It all started with Glacier Shop and TMC Freeriderz, two ski stores in Whistler. Glacier Shop was the hot shop for freeskiers at the time, and most of my current sponsors—Rip Curl, Faction and Skullcandy—came through a team they started. I later joined the local freestyle club and met most of my mentors, who helped shape me into the skier I am today. Chris Turpin was one of the many amazing coaches I had the opportunity to work with. He gave me insight into his creative mentality on snow and trampolines.
Winning X Games in 2015 was an unreal experience. Growing up and watching the X Games, I knew that it was the event you wanted to win. So to win Superpipe in Aspen was a big deal for me. It finally showed me that I could compete on the world stage against the people I looked up to the most.
Pedal to the powder. Photo by Guy Fattal
A few months after X Games, I tore my ACL, MCL and meniscus at the Jon Olsson Invitational Big Air, which put me out for the following winter. After taking the season off to recover, I was back training over the summer and feeling great on my skis. Then, on the first day of a halfpipe training camp in New Zealand, I broke my ankle and tore my MCL in the same leg as my previous knee injury. The pipe was complete shit, but I felt like getting after it anyway, and ended up punching through the icy crust on my first hit about half an hour into the session. I went to the hospital, got plastered up, and flew home the next day. Needless to say, it was a quick trip to New Zealand.
I was bummed not to be able to defend my X Games title in 2016, and I was just happy to be invited back to X Games last season. I was still healing from my broken ankle at the time, so I wasn’t physically ready to perform at an X Games-gold-medal-type of level. The win in 2015 was a huge boost for me, and even through the injuries I sustained after it, I just wanted to get back and be the strongest I’ve ever been and to ski the best I’ve ever skied.
Comeback kid. Photo by Trevor Brown / ESPN Images
My injuries made me realize that you need to take your time and heal properly. To stay strong. To not make silly mistakes. And to know when to call it.
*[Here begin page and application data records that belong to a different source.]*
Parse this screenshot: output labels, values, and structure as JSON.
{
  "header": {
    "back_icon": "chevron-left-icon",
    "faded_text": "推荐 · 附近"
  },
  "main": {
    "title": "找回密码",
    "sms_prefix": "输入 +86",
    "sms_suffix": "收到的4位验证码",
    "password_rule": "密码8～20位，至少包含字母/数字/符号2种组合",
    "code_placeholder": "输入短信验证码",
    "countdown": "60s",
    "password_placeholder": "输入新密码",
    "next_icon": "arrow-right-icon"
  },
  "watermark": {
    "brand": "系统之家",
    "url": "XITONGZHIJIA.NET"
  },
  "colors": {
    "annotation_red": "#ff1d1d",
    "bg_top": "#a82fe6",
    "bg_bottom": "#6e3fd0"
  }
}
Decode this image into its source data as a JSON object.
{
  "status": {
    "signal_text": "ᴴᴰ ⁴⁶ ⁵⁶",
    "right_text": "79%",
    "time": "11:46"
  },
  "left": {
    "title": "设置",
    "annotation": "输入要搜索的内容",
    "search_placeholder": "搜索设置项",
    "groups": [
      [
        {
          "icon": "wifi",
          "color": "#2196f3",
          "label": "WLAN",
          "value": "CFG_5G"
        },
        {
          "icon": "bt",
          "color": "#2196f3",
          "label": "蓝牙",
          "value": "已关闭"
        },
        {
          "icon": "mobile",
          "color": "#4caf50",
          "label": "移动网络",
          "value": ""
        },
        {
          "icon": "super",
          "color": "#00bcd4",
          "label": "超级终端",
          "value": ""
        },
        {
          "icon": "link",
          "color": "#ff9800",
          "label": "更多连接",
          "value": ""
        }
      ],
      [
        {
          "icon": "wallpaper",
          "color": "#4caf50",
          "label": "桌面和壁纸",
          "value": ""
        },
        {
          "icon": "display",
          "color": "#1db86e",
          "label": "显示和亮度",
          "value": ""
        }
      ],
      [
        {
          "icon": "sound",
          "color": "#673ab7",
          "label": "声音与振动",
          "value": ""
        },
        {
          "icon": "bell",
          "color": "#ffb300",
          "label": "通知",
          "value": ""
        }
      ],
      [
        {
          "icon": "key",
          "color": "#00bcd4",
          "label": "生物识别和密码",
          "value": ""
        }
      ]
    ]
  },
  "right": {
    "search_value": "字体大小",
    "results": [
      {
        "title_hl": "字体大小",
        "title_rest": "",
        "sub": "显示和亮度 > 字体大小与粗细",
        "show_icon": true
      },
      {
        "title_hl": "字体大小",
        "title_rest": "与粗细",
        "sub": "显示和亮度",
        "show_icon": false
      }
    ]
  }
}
This is the year to make it all count, so there is a bit of pressure. But I just tell myself to do everything I can to become the best I can be. Everything else is out of my control. I feel really good physically, and have been working hard to get strong. Mentally, I’m discovering, negotiating and reassessing the obstacles that come with being a human and an athlete, in order to better myself as a person and my performance as a skier.
It is my biggest priority in life. It’s what I think about when I wake up, shower, eat, work out, play and sleep. It would mean the world to me to be able to represent Canada at the Olympics. To me, being a part of a collective like that is like nothing else. Just to attend the Games will be my gold medal.
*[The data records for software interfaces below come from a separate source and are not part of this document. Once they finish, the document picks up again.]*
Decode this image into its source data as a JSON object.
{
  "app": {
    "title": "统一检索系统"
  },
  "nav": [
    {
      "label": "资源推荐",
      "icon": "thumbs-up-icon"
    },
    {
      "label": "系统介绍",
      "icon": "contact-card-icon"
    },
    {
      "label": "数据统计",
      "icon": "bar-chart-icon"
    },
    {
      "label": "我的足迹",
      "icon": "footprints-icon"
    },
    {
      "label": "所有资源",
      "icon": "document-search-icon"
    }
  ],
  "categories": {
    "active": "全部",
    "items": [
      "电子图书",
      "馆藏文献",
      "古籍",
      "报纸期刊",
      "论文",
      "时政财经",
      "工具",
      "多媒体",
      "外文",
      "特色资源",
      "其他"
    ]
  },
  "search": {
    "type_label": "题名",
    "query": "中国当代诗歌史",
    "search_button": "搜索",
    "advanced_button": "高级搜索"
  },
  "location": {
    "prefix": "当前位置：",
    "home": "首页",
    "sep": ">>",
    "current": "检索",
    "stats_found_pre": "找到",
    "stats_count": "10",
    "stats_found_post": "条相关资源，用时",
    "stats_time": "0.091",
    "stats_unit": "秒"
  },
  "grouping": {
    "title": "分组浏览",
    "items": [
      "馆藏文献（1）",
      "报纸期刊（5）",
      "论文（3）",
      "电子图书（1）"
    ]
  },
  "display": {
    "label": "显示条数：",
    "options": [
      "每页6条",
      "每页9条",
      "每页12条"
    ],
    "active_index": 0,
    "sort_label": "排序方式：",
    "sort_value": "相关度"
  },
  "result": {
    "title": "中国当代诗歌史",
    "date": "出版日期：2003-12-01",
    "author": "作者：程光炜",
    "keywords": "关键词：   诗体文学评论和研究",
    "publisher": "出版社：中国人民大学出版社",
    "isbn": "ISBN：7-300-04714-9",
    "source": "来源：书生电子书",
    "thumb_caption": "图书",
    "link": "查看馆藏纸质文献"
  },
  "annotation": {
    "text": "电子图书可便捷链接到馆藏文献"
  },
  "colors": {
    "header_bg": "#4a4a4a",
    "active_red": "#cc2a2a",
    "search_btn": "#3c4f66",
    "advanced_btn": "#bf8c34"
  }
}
C’mon, skinny love. Photo by Guy Fattal
I’m a big pow skier. I’m definitely not as experienced as I would like to say I am for being a professional skier and all, but I have my fun out there with my friends and I’m constantly learning, which is awesome. I would love for my career to move towards the backcountry. The transition is hard to see at this point, but it will clear up in the future and new opportunities will arise.
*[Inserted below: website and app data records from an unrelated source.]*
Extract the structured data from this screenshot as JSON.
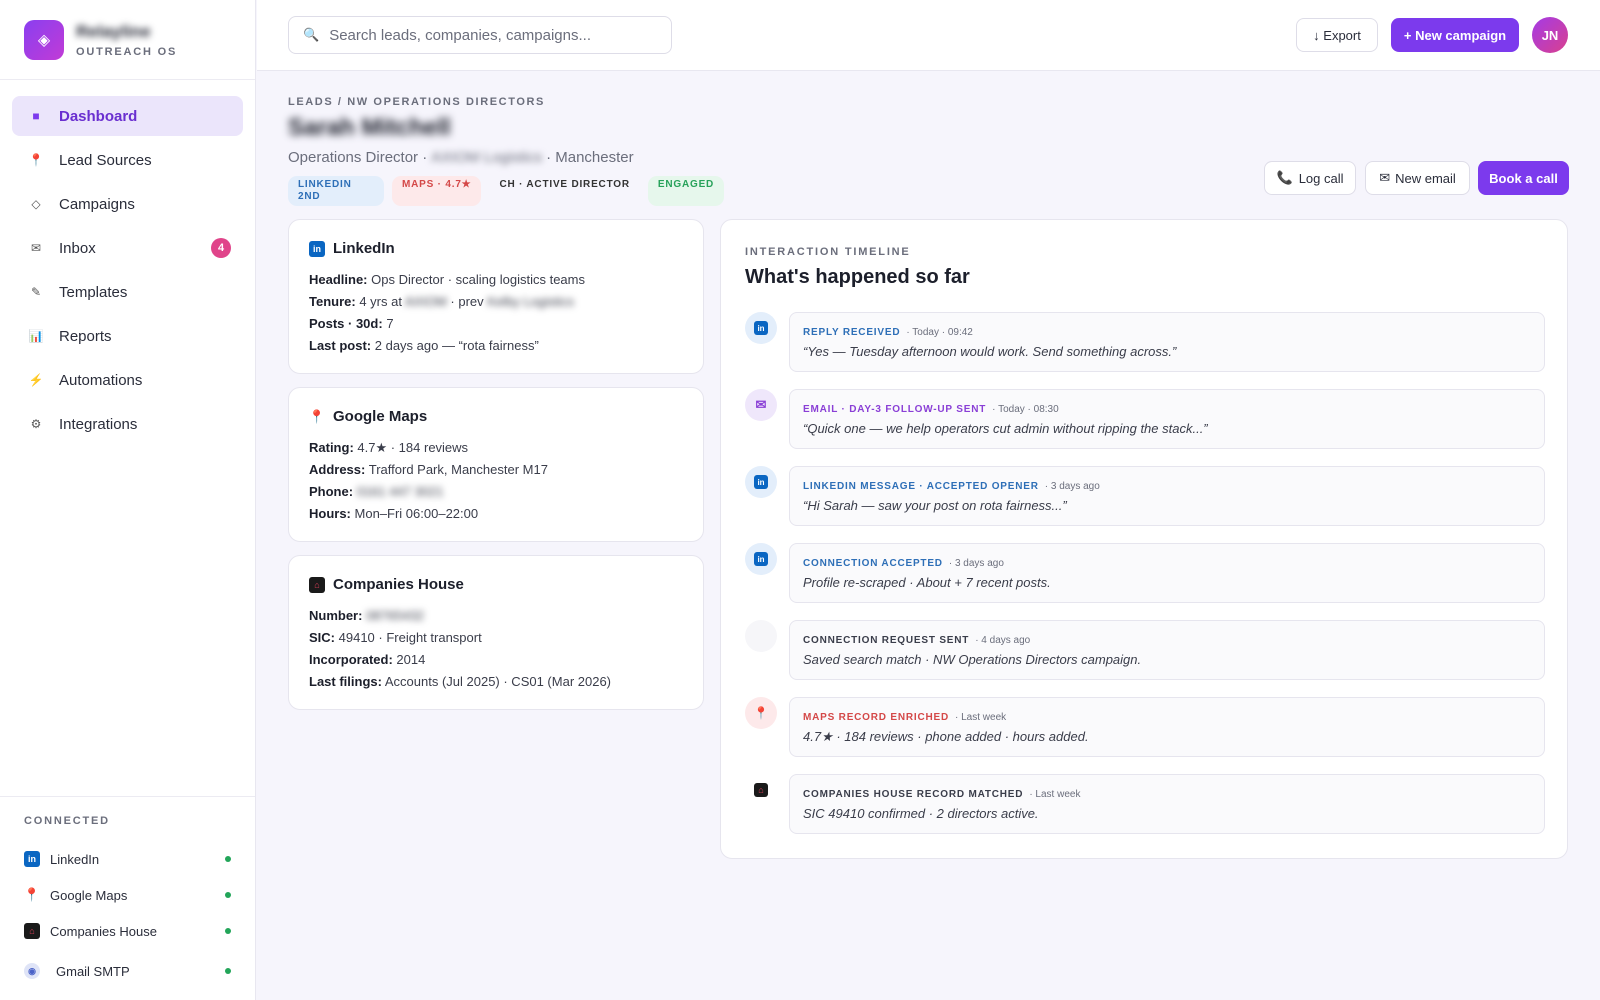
{
  "brand": {
    "name": "Relayline",
    "subtitle": "OUTREACH OS"
  },
  "nav": [
    {
      "label": "Dashboard",
      "icon": "dashboard-icon",
      "active": true
    },
    {
      "label": "Lead Sources",
      "icon": "pin-icon"
    },
    {
      "label": "Campaigns",
      "icon": "diamond-icon"
    },
    {
      "label": "Inbox",
      "icon": "mail-icon",
      "badge": "4"
    },
    {
      "label": "Templates",
      "icon": "pen-icon"
    },
    {
      "label": "Reports",
      "icon": "bar-chart-icon"
    },
    {
      "label": "Automations",
      "icon": "lightning-icon"
    },
    {
      "label": "Integrations",
      "icon": "gear-icon"
    }
  ],
  "connected": {
    "title": "CONNECTED",
    "items": [
      {
        "label": "LinkedIn"
      },
      {
        "label": "Google Maps"
      },
      {
        "label": "Companies House"
      },
      {
        "label": "Gmail SMTP"
      }
    ]
  },
  "search": {
    "placeholder": "Search leads, companies, campaigns..."
  },
  "toolbar": {
    "export_label": "↓ Export",
    "new_campaign_label": "+ New campaign",
    "avatar_initials": "JN"
  },
  "lead": {
    "breadcrumb": "LEADS / NW OPERATIONS DIRECTORS",
    "name": "Sarah Mitchell",
    "role": "Operations Director ·",
    "company": "AXIOM Logistics",
    "location": "· Manchester",
    "tags": {
      "linkedin": "LINKEDIN 2ND",
      "maps": "MAPS · 4.7★",
      "ch": "CH · ACTIVE DIRECTOR",
      "status": "ENGAGED"
    },
    "actions": {
      "log_call": "Log call",
      "new_email": "New email",
      "book_call": "Book a call"
    }
  },
  "cards": {
    "linkedin": {
      "title": "LinkedIn",
      "headline_label": "Headline:",
      "headline": "Ops Director · scaling logistics teams",
      "tenure_label": "Tenure:",
      "tenure_pre": "4 yrs at",
      "tenure_company": "AXIOM",
      "tenure_mid": "· prev",
      "tenure_prev": "Kelby Logistics",
      "posts_label": "Posts · 30d:",
      "posts": "7",
      "lastpost_label": "Last post:",
      "lastpost": "2 days ago — “rota fairness”"
    },
    "maps": {
      "title": "Google Maps",
      "rating_label": "Rating:",
      "rating": "4.7★ · 184 reviews",
      "address_label": "Address:",
      "address": "Trafford Park, Manchester M17",
      "phone_label": "Phone:",
      "phone": "0161 447 3021",
      "hours_label": "Hours:",
      "hours": "Mon–Fri 06:00–22:00"
    },
    "ch": {
      "title": "Companies House",
      "number_label": "Number:",
      "number": "08765432",
      "sic_label": "SIC:",
      "sic": "49410 · Freight transport",
      "inc_label": "Incorporated:",
      "inc": "2014",
      "filings_label": "Last filings:",
      "filings": "Accounts (Jul 2025) · CS01 (Mar 2026)"
    }
  },
  "timeline": {
    "label": "INTERACTION TIMELINE",
    "title": "What's happened so far",
    "events": [
      {
        "type": "REPLY RECEIVED",
        "time": "· Today · 09:42",
        "text": "“Yes — Tuesday afternoon would work. Send something across.”",
        "color": "#2e6fb7",
        "icon": "linkedin-icon"
      },
      {
        "type": "EMAIL · DAY-3 FOLLOW-UP SENT",
        "time": "· Today · 08:30",
        "text": "“Quick one — we help operators cut admin without ripping the stack...”",
        "color": "#8a3fd6",
        "icon": "mail-icon"
      },
      {
        "type": "LINKEDIN MESSAGE · ACCEPTED OPENER",
        "time": "· 3 days ago",
        "text": "“Hi Sarah — saw your post on rota fairness...”",
        "color": "#2e6fb7",
        "icon": "linkedin-icon"
      },
      {
        "type": "CONNECTION ACCEPTED",
        "time": "· 3 days ago",
        "text": "Profile re-scraped · About + 7 recent posts.",
        "color": "#2e6fb7",
        "icon": "linkedin-icon"
      },
      {
        "type": "CONNECTION REQUEST SENT",
        "time": "· 4 days ago",
        "text": "Saved search match · NW Operations Directors campaign.",
        "color": "#3a3d4a",
        "icon": "blank-icon"
      },
      {
        "type": "MAPS RECORD ENRICHED",
        "time": "· Last week",
        "text": "4.7★ · 184 reviews · phone added · hours added.",
        "color": "#d44848",
        "icon": "map-pin-icon"
      },
      {
        "type": "COMPANIES HOUSE RECORD MATCHED",
        "time": "· Last week",
        "text": "SIC 49410 confirmed · 2 directors active.",
        "color": "#3a3d4a",
        "icon": "companies-house-icon"
      }
    ]
  }
}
To my parents, who helped fuel the fire with their support, and for raising me in a community so in love with the mountains. To my girlfriend, who has been there since day one of my career as a professional skier. She has dedicated so much of her time and energy to helping me reach my goals, and I love her for it. To all of my sponsors, old or new. Supporting an athlete can be a blind investment at times, and I am extremely thankful for being given the opportunities I’ve had over the years. I’ve worked hard to be where I am, but I wouldn’t have been able to do it without all the support from everyone I’ve had the pleasure of working with. I can’t say thank you enough or show the appreciation I would like to, so I plan on passing it on and supporting the next generation, just as so many people have done for me.